World Environment Day 2015
World Environment Day (WED) is held each year on June 5. Since it was established by the United Nations General Assembly in 1972, WED has grown to a global platform for public outreach widely celebrated by stakeholders in over 100 countries.
The WED theme this year is "Seven Billion Dreams. One Planet. Consume with Care." The well-being of humanity, the environment, and the functioning of the economy, ultimately depend upon the responsible management of the planet’s natural resources.
In partnership with UN Women, Kenya Defence Forces (KDF) and Kenya Forest Service (KFS), we marked this special day and also commemorated Beijing +20 on Friday June 5, 2015.
20 years ago, the Beijing Declaration and Platform for Action identified “Women and the environment" as one of the 12 critical areas of concern. That is because women are among the most affected by climate change and their voices are often the last to be heard in environmental planning and management.

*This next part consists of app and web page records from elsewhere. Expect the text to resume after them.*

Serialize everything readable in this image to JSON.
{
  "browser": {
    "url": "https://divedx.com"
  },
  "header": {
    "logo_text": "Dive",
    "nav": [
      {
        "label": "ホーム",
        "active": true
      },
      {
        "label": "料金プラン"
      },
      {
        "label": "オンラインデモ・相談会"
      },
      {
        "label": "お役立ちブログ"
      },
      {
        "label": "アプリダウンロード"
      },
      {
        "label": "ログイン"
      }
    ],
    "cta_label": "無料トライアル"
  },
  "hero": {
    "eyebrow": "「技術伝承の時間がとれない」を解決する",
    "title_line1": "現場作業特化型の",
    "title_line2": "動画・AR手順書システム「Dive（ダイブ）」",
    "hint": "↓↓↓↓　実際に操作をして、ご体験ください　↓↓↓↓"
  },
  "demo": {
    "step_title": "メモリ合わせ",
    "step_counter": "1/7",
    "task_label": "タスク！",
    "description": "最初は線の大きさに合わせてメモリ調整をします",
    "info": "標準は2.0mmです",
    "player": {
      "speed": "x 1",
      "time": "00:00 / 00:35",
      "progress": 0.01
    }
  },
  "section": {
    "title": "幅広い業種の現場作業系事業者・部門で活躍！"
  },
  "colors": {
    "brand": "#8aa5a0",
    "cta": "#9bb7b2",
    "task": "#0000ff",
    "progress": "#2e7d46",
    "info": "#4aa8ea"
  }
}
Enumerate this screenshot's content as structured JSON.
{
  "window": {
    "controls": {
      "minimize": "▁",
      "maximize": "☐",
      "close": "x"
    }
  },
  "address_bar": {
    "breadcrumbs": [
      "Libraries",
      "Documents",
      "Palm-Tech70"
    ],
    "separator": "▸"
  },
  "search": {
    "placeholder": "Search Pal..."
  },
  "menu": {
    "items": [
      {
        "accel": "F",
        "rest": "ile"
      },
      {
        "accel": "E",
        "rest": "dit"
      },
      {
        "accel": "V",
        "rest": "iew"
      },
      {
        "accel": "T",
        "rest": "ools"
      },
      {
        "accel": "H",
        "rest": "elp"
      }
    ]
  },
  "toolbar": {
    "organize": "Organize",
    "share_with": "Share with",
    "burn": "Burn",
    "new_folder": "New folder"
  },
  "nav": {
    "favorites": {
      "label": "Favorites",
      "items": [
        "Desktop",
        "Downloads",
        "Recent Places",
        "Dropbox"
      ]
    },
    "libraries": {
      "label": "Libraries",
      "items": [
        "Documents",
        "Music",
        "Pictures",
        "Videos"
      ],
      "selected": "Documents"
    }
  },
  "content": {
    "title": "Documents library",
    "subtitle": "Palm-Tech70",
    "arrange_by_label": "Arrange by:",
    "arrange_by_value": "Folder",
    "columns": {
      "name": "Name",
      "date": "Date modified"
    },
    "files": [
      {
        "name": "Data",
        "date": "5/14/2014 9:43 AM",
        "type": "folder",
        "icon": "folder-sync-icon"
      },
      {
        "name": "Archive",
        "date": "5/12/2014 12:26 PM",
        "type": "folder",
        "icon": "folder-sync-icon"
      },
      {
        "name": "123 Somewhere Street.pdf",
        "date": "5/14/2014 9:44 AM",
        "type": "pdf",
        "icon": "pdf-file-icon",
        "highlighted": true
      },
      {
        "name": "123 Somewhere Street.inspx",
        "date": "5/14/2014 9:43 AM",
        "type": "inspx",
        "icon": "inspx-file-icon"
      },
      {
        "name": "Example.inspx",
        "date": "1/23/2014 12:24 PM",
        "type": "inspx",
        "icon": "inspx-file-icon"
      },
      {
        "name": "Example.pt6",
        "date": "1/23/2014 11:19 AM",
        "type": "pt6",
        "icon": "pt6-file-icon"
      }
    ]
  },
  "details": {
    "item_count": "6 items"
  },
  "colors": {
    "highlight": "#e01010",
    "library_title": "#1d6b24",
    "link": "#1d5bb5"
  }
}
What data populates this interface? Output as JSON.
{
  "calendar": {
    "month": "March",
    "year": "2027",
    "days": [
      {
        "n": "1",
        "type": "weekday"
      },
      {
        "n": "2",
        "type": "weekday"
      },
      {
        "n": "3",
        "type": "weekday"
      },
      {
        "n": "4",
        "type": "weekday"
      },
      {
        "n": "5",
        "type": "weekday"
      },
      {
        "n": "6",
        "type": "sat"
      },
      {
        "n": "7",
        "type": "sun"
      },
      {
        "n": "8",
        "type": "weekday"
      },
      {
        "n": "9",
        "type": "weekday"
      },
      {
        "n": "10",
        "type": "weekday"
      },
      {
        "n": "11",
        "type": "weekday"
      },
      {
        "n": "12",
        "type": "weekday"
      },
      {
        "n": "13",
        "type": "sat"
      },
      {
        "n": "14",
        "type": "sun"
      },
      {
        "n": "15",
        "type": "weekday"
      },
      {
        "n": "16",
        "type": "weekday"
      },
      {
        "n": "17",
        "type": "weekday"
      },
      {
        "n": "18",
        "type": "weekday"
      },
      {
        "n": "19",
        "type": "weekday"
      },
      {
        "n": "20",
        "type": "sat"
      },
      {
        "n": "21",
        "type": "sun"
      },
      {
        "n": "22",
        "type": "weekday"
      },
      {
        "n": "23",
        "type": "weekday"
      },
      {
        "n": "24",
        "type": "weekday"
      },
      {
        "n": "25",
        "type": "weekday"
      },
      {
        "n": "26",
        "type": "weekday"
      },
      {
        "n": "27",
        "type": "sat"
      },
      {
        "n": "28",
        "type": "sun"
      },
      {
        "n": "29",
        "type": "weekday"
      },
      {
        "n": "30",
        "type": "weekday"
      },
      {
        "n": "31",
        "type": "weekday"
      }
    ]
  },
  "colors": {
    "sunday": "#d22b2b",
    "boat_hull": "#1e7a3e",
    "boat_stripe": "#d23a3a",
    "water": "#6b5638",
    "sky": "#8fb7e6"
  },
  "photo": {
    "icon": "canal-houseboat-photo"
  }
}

In her keynote speech, Ms. Wanjira Mathai, Chair, Green Belt Movement (GBM), noted the gains made for women and girls over the last two decades but despite all these, gaps remain, and we are not there yet.
Ms. Mathai emphasized the need to protect and improve our environment so that we bequeath future generations a sustainable world. “Let our children ask how we did it and where we found the courage to do it”.
Speaking at the event, Ms. Aisha Karanja, Executive Director, Green Belt Movement, highlighted the organization’s call for action to support and empower women at the grassroots. “We work with communities not for them. We ensure they are responsible and play a role towards improvement of their livelihoods.” Ms. Karanja called on everyone to think about the little thing they should do towards a better and safer environment stating, “For these seven billion dreams to happen, we must rise and walk.”
Representing the Director, Kenya Forest Service, Mr. Benedict
Omondi commended GBM for their tree planting activities across the major water towers in the country stating that it is only through aggressive tree planting that we can achieve the 10 percent forest cover countrywide. Mr. Omondi hailed Green Belt Movement’s Founder, the late Wangari Maathai for her role in protecting Karura Forest, in his words, “Wangari Maathai is an epitome of what an individual’s will and zeal can do for the betterment of the environment.”
500 indigenous tree seedlings were planted at the ceremony held in Karura Forest.
Fast facts about women and the environment:
Did you know?
- Some 2.5 billion people – two-thirds of whom live in Asia, and a quarter in sub-Saharan Africa – still use unimproved sanitation facilities and 748 million people are without clean water.
- There’s more: Women and girls are disproportionately affected.
- How so? The distances travelled, especially in unprotected areas, to get water and the lack of safe, private toilets make women and girls more vulnerable to violence. This can also be an impediment to girls’ education and takes time away from income-generating activities.
- Women and girls also bear the main burden of water collection in developing countries. In fact, an analysis of 25 countries in sub-Saharan Africa revealed that 71 per cent of the water collectors in the region are women and girls, and in just one day women collectively spend an estimated 16 million hours fetching water (men, 6 million in comparison).
Please click here to watch the feature story aired by K24 in regards to our event.